Task brief>
Give every line from the entries that contains "this".
_ _ _ _ _ _ _
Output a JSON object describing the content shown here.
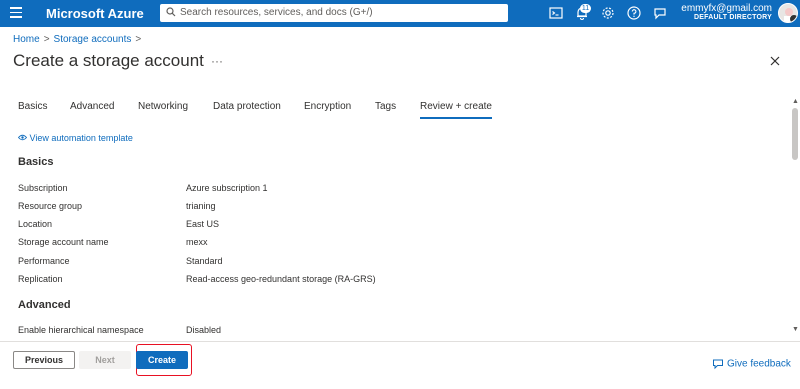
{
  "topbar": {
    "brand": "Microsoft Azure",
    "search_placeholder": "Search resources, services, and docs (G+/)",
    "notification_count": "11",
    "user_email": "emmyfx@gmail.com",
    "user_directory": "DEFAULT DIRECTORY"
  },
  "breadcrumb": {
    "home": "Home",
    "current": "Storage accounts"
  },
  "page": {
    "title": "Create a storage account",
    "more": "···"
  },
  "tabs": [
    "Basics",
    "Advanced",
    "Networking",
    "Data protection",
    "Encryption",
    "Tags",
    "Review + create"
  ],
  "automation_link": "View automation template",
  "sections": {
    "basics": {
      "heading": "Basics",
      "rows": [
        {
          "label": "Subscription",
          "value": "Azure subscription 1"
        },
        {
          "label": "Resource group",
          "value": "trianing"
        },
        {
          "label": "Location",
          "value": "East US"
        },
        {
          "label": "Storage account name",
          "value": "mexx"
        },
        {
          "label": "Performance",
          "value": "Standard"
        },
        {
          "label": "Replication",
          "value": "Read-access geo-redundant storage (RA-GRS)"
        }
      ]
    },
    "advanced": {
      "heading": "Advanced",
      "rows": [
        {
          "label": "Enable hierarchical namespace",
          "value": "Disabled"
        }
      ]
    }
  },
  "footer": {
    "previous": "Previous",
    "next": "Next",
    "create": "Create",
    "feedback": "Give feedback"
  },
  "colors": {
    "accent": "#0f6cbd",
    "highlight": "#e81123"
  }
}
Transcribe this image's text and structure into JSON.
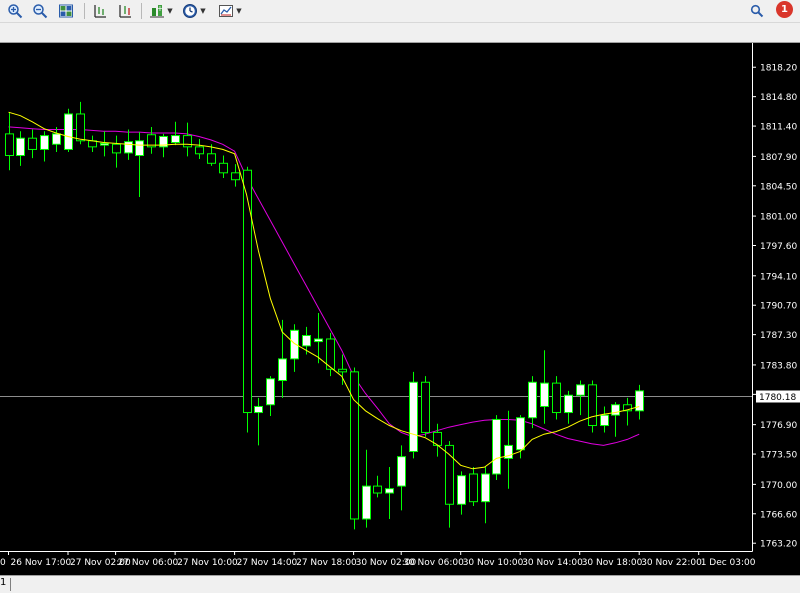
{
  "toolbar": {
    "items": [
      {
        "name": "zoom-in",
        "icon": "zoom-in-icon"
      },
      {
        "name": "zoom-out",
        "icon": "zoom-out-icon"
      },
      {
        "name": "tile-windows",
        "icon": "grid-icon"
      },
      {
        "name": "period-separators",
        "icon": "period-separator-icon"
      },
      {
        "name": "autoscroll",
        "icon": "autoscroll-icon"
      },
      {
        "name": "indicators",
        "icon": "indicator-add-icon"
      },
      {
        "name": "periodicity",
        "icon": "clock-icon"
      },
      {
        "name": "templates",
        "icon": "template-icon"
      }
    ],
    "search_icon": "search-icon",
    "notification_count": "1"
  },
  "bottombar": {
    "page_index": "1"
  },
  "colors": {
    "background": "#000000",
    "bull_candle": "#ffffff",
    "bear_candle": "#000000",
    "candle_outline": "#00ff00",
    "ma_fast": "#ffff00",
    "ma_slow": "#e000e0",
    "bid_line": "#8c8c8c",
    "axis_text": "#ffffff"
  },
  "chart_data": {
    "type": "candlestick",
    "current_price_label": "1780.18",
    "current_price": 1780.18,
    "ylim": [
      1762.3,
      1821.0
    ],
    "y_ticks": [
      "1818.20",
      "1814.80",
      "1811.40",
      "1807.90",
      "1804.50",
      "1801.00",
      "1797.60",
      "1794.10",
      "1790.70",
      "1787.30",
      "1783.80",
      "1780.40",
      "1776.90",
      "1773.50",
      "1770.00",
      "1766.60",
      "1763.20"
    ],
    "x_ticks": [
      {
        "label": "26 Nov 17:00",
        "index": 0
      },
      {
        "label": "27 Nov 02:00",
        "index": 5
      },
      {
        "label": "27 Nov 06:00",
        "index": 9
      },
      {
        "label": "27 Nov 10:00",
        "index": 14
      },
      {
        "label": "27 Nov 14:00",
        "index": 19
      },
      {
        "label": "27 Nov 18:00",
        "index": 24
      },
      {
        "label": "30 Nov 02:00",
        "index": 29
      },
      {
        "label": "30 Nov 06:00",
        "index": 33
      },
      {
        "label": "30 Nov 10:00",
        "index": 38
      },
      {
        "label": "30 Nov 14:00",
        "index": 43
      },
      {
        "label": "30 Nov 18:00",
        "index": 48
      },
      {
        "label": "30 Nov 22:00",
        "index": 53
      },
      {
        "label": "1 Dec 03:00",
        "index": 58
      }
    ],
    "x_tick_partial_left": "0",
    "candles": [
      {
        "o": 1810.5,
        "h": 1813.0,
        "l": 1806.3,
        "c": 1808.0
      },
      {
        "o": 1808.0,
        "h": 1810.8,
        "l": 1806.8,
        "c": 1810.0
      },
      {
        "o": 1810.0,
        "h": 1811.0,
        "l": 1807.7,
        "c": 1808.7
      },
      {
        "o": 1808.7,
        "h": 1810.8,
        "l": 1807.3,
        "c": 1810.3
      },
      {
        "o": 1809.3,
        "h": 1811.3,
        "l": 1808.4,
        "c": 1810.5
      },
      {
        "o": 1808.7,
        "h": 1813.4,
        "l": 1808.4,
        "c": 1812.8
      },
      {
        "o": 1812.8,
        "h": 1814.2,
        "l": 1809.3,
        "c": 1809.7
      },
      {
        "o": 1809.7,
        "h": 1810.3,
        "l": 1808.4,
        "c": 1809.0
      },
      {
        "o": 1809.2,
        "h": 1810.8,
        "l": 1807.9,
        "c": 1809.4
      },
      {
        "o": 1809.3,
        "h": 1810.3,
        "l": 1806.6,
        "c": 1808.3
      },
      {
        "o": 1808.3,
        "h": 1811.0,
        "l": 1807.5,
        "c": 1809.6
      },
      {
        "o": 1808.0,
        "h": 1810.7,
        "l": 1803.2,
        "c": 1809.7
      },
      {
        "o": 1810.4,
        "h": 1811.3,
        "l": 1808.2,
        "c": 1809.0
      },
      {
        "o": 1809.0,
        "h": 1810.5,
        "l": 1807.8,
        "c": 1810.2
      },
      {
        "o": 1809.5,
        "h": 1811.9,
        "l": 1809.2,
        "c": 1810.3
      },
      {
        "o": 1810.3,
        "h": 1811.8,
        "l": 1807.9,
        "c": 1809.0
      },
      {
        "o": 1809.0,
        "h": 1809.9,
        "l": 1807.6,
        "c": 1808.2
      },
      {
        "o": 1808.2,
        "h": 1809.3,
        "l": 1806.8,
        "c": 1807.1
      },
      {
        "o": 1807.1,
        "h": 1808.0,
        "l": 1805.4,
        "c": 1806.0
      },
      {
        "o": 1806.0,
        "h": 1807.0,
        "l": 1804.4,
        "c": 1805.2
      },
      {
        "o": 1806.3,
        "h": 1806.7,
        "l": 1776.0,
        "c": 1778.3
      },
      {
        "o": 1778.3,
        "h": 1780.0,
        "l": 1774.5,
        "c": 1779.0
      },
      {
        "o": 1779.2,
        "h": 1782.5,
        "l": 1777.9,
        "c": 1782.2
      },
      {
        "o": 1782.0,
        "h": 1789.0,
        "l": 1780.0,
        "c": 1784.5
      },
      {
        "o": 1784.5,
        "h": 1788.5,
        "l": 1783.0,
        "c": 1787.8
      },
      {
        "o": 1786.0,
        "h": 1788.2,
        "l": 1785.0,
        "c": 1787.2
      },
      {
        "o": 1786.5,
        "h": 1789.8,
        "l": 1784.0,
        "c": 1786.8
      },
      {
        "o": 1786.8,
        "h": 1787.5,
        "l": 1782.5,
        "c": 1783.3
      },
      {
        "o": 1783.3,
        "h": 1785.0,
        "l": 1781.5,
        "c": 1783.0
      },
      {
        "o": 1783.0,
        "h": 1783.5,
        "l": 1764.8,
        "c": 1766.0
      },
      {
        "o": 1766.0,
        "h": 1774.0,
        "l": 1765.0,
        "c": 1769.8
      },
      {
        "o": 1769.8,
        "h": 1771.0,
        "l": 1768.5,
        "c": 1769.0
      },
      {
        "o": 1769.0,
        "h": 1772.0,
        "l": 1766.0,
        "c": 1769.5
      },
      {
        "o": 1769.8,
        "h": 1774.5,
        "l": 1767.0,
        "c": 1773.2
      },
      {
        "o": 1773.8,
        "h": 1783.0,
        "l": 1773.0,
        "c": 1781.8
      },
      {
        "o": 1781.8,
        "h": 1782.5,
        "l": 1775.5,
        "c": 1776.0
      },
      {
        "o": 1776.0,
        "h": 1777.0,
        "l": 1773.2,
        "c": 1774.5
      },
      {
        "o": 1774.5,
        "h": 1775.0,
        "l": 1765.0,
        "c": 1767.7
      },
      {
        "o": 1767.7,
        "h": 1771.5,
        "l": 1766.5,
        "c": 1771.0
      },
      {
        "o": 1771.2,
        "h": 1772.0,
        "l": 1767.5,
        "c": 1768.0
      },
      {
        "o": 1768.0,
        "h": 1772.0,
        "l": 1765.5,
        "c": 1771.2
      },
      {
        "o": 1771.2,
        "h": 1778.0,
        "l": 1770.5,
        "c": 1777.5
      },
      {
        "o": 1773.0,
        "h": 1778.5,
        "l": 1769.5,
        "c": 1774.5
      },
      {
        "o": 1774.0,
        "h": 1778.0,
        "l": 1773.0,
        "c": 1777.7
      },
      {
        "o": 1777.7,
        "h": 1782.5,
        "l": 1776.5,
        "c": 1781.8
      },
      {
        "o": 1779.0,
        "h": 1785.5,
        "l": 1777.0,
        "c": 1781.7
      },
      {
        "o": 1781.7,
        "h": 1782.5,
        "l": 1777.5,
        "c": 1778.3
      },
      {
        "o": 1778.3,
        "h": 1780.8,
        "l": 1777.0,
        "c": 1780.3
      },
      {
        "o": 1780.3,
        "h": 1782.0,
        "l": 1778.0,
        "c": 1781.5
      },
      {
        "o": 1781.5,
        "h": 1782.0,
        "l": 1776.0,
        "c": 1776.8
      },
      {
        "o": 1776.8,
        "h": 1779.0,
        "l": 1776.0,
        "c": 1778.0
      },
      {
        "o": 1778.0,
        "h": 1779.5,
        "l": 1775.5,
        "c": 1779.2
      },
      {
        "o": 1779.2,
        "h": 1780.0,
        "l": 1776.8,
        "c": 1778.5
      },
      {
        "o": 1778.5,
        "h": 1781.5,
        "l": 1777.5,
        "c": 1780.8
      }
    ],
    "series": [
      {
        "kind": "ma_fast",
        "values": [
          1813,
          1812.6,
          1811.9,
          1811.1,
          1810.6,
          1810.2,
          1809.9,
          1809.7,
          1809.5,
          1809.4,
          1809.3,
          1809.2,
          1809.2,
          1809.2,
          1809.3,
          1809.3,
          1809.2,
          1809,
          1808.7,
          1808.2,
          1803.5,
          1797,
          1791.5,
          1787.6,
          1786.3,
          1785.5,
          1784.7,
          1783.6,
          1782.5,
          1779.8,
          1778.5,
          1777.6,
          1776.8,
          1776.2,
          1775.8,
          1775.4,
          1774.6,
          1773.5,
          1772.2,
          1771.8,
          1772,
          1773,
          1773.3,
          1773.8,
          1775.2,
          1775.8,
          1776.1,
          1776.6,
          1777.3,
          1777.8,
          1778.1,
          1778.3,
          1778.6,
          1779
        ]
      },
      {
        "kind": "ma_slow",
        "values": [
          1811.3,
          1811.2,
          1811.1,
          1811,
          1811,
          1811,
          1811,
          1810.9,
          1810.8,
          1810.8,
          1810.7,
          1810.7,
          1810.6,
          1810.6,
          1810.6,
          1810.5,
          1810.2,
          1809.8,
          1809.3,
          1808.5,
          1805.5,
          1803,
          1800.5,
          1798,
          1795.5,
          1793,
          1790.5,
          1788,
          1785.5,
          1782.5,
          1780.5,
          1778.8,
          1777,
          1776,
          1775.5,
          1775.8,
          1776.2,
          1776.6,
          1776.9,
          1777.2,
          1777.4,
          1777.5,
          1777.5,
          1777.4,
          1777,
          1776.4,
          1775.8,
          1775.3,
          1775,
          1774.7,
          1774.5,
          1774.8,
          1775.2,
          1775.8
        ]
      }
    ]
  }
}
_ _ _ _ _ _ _
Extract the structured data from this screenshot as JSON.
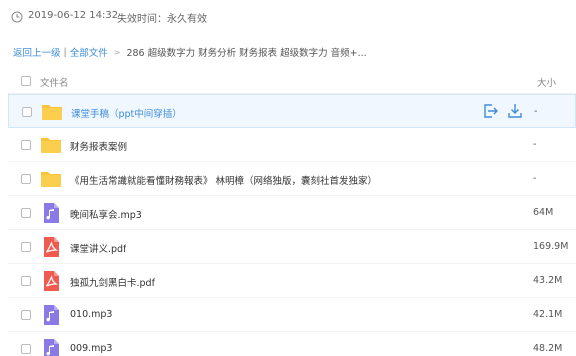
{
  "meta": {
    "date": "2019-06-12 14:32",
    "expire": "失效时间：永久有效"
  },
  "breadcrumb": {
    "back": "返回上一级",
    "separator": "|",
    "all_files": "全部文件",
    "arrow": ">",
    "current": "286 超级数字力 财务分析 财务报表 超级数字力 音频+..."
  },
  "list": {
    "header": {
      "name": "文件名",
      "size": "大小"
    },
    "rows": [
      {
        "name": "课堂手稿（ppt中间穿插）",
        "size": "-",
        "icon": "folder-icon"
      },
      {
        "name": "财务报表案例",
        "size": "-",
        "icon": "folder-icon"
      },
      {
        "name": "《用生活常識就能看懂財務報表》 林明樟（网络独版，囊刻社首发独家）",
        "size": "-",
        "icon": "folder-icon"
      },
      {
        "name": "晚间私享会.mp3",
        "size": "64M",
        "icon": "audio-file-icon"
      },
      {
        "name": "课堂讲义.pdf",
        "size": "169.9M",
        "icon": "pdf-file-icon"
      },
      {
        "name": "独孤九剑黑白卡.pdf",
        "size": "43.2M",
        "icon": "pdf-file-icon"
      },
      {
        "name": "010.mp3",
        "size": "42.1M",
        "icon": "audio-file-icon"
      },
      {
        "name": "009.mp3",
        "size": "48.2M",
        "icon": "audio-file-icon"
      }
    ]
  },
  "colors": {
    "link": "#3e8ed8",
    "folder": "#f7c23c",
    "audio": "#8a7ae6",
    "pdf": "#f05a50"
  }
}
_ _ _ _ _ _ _
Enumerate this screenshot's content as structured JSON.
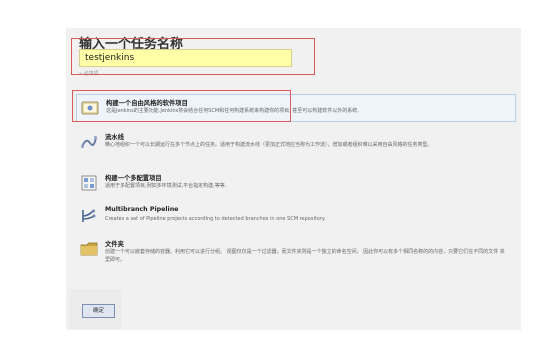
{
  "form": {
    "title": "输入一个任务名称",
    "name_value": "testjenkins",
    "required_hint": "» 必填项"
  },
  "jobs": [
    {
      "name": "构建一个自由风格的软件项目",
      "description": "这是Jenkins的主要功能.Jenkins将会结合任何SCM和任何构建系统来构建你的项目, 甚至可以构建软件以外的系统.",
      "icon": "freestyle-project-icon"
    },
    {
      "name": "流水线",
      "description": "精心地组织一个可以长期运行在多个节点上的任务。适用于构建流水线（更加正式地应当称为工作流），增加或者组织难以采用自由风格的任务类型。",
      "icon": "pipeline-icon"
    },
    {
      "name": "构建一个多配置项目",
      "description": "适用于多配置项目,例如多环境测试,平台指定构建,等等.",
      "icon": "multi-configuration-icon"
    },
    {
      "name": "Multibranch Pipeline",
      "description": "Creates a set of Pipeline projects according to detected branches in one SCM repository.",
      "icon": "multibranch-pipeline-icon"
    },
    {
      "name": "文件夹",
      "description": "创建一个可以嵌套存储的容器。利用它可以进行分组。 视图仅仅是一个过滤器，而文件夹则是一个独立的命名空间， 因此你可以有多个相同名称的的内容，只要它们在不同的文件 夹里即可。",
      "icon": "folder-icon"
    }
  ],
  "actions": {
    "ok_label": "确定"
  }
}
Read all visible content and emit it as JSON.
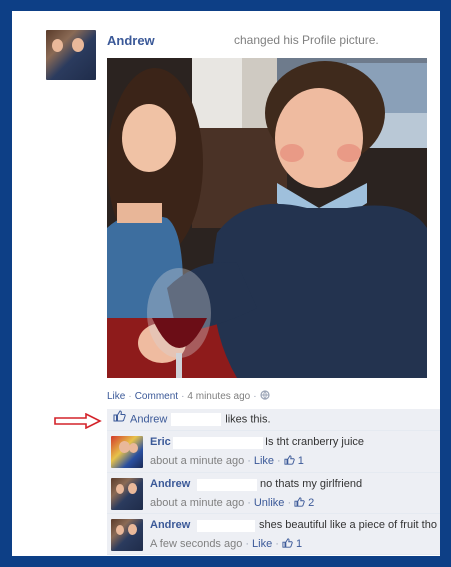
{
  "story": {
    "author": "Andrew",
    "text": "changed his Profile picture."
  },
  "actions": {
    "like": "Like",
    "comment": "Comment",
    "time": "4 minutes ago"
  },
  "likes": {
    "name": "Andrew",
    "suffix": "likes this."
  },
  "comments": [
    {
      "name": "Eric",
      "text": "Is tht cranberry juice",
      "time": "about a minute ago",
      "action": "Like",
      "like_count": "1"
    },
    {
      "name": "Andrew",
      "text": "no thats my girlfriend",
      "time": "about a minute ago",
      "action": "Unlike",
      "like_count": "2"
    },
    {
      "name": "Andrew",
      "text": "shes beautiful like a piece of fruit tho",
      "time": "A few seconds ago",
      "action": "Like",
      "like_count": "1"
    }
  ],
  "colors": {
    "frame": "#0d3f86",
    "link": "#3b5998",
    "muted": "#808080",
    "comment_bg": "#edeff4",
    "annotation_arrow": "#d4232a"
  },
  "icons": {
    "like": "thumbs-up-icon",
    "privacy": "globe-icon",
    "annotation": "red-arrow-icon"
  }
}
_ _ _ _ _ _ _
Exercise result>
Transcribe this image's text and structure into JSON.
Extract the structured data from this screenshot as JSON.
Enumerate this screenshot's content as structured JSON.
    "suffix": "likes this."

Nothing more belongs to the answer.